1. Encourage school boards to signal and embrace the importance of teacher and school leader diversity
2. Collect and use data to examine school district recruitment, interview, and hiring practices
3. Question and change recruitment practices to identify additional qualified applicants of color.
4. Improve the working environment for educators of color.
5. Invest in mentorship and career ladders for current and aspiring teacher, school, and district leaders.
Similar to the Innovation Playbook, each of these priorities include a set of very detailed actions that New York districts can take. The following is an example of the set of actions outlined for Priority 3: Question and change recruitment practices to identify additional qualified applicants of color
While we’ve seen some nonprofits and other support organizations work to build playbooks or resources to help schools in their efforts toward greater diversity, equity, and inclusion, we have also seen a gap in the translation of those resources to specific plans for an individual school, network or district.
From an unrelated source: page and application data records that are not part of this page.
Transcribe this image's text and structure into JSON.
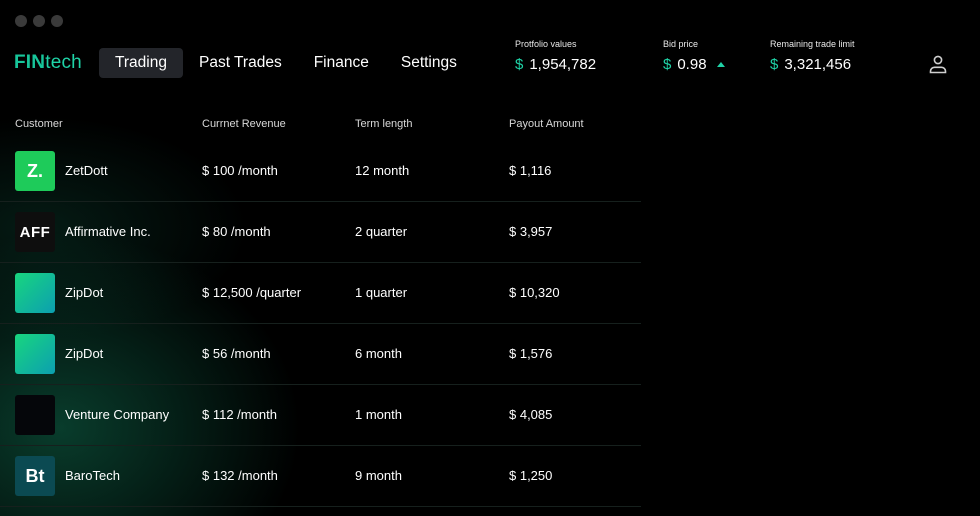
{
  "brand": {
    "bold": "FIN",
    "light": "tech"
  },
  "nav": [
    {
      "label": "Trading",
      "active": true
    },
    {
      "label": "Past Trades",
      "active": false
    },
    {
      "label": "Finance",
      "active": false
    },
    {
      "label": "Settings",
      "active": false
    }
  ],
  "stats": {
    "portfolio": {
      "label": "Protfolio values",
      "currency": "$",
      "value": "1,954,782"
    },
    "bid": {
      "label": "Bid price",
      "currency": "$",
      "value": "0.98",
      "trend_icon": "arrow-up-icon"
    },
    "limit": {
      "label": "Remaining trade limit",
      "currency": "$",
      "value": "3,321,456"
    }
  },
  "user_icon": "user-icon",
  "table": {
    "headers": [
      "Customer",
      "Currnet Revenue",
      "Term length",
      "Payout Amount"
    ],
    "rows": [
      {
        "logo_text": "Z.",
        "logo_color": "#1ecb5a",
        "customer": "ZetDott",
        "revenue": "$ 100 /month",
        "term": "12 month",
        "payout": "$ 1,116"
      },
      {
        "logo_text": "AFF",
        "logo_color": "#0e0e0e",
        "customer": "Affirmative Inc.",
        "revenue": "$ 80 /month",
        "term": "2 quarter",
        "payout": "$ 3,957"
      },
      {
        "logo_text": "",
        "logo_color": "gradient",
        "customer": "ZipDot",
        "revenue": "$ 12,500 /quarter",
        "term": "1 quarter",
        "payout": "$ 10,320"
      },
      {
        "logo_text": "",
        "logo_color": "gradient",
        "customer": "ZipDot",
        "revenue": "$ 56 /month",
        "term": "6 month",
        "payout": "$ 1,576"
      },
      {
        "logo_text": "",
        "logo_color": "#05060a",
        "customer": "Venture Company",
        "revenue": "$ 112 /month",
        "term": "1 month",
        "payout": "$ 4,085"
      },
      {
        "logo_text": "Bt",
        "logo_color": "#0b4a52",
        "customer": "BaroTech",
        "revenue": "$ 132 /month",
        "term": "9 month",
        "payout": "$ 1,250"
      }
    ]
  }
}
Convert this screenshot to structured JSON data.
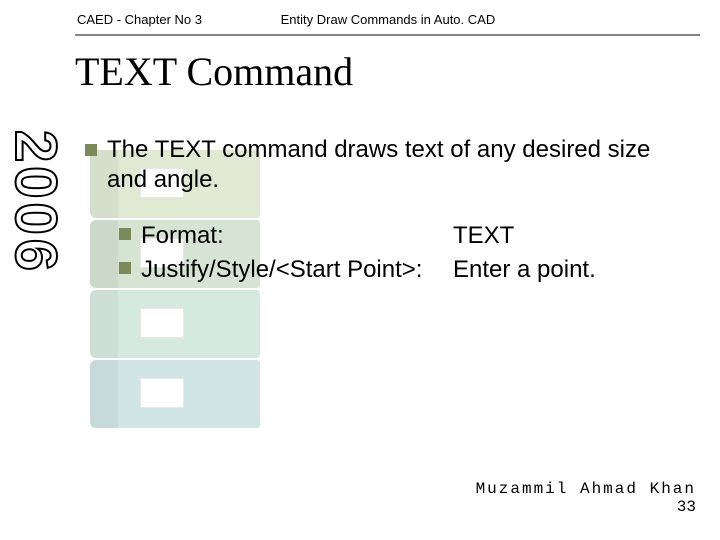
{
  "header": {
    "left": "CAED - Chapter No 3",
    "right": "Entity Draw Commands in Auto. CAD"
  },
  "title": "TEXT Command",
  "side_year": "2006",
  "body": {
    "main_bullet": "The TEXT command draws text of any desired size and angle.",
    "sub1_label": "Format:",
    "sub1_value": "TEXT",
    "sub2_label": "Justify/Style/<Start Point>:",
    "sub2_value": "Enter a point."
  },
  "footer": {
    "author": "Muzammil Ahmad Khan",
    "page": "33"
  }
}
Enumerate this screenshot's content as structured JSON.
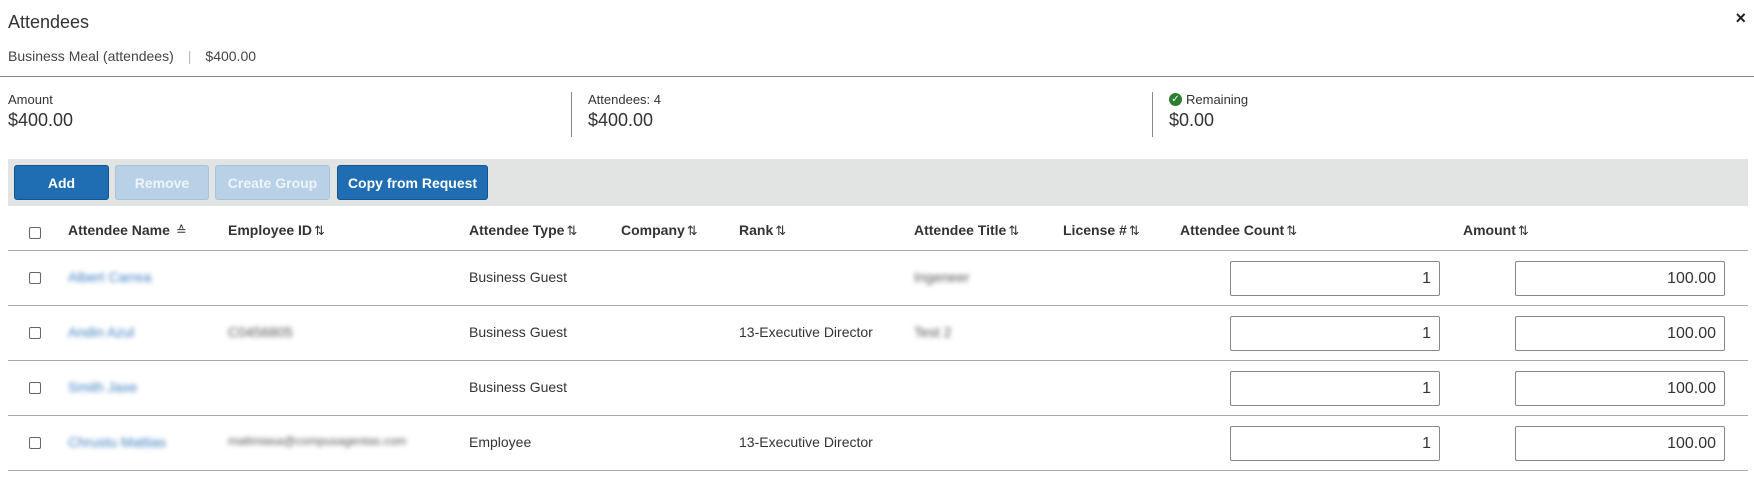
{
  "dialog": {
    "title": "Attendees",
    "expense_type": "Business Meal (attendees)",
    "expense_amount": "$400.00",
    "close_symbol": "×"
  },
  "summary": {
    "amount_label": "Amount",
    "amount_value": "$400.00",
    "attendees_label": "Attendees: 4",
    "attendees_value": "$400.00",
    "remaining_label": "Remaining",
    "remaining_value": "$0.00",
    "remaining_status_color": "#2e7d32"
  },
  "toolbar": {
    "add_label": "Add",
    "remove_label": "Remove",
    "create_group_label": "Create Group",
    "copy_label": "Copy from Request"
  },
  "table": {
    "headers": {
      "name": "Attendee Name",
      "employee_id": "Employee ID",
      "type": "Attendee Type",
      "company": "Company",
      "rank": "Rank",
      "title": "Attendee Title",
      "license": "License #",
      "count": "Attendee Count",
      "amount": "Amount"
    },
    "sort_asc_glyph": "≙",
    "sort_glyph": "⇅",
    "rows": [
      {
        "name": "Albert Carrea",
        "employee_id": "",
        "type": "Business Guest",
        "company": "",
        "rank": "",
        "title": "Ingeneer",
        "license": "",
        "count": "1",
        "amount": "100.00"
      },
      {
        "name": "Andin Azul",
        "employee_id": "C0456805",
        "type": "Business Guest",
        "company": "",
        "rank": "13-Executive Director",
        "title": "Test 2",
        "license": "",
        "count": "1",
        "amount": "100.00"
      },
      {
        "name": "Smith Jaxe",
        "employee_id": "",
        "type": "Business Guest",
        "company": "",
        "rank": "",
        "title": "",
        "license": "",
        "count": "1",
        "amount": "100.00"
      },
      {
        "name": "Chrustu Mattias",
        "employee_id": "mattmiasa@compusagentas.com",
        "type": "Employee",
        "company": "",
        "rank": "13-Executive Director",
        "title": "",
        "license": "",
        "count": "1",
        "amount": "100.00"
      }
    ]
  }
}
Indeed, despite the existence of resources such as the Educator Diversity Playbook in New York, many individuals working in schools and districts report that they do not believe leadership effectively prioritizes this work and that DEI initiatives are not as effective as they could be. In April 2019, EdFuel hosted Diversity, Equity, and Inclusion Table Talks at our 2019 Talent Summit, where participants shared their reflections on diversity, equity and inclusion in their respective organizations. One of the primary areas that participants named as an issue was regarding leadership prioritization; many individuals shared that while leadership named DEI as important, they did not experience leadership taking active action to operationalize any systems or practices that could create a more equitable and inclusive workplace. Promise54’s Unrealized Impact report also found that “while many organizations intend to become more diverse, inclusive, and equitable, fewer than half the organizations surveyed have basic diversity, equity, and inclusion policies, practices, and structures in place.”
Until each school, district and network leader outlines a set of specific priorities and aligned, intentional actions toward those priorities that they actually act on, our workplaces will not become more diverse, equitable, and inclusive across lines of difference.
If you are an organizational leader, I might start by asking yourself (along with your leadership team) these questions:
- Does your organization have a “playbook”, or set of specific diversity, equity, and inclusion priorities that are aligned to a broader organizational strategic plan?
- Can everyone in your organization name those priorities? Does each individual team member have a set of actions aligned to those priorities that they are held accountable for achieving?
- Does each of the priorities include specific actions and indicators, along with assigned ownership, to ensure ongoing progress and re-assessment?
- Does your Board of Directors have the information they need to support your efforts as well as hold you accountable toward progress in these areas? How often are you bringing up these issues in board meetings?
JOIN THE CONVERSATION
What are your thoughts about AT&T’s efforts to push toward greater inclusiveness in city innovation environments through the development of this type of playbook? Does your organization already have a Diversity, Equity, and Inclusion Playbook or strategic plan you’re utilizing to drive progress in these areas? What are the pain points that are inhibiting your efforts to establish a more diverse, equitable, and inclusive organization? Join the conversation with Kelly and the rest of the EdFuel team at firstname.lastname@example.org or find us on Twitter, Instagram, Facebook, or LinkedIn.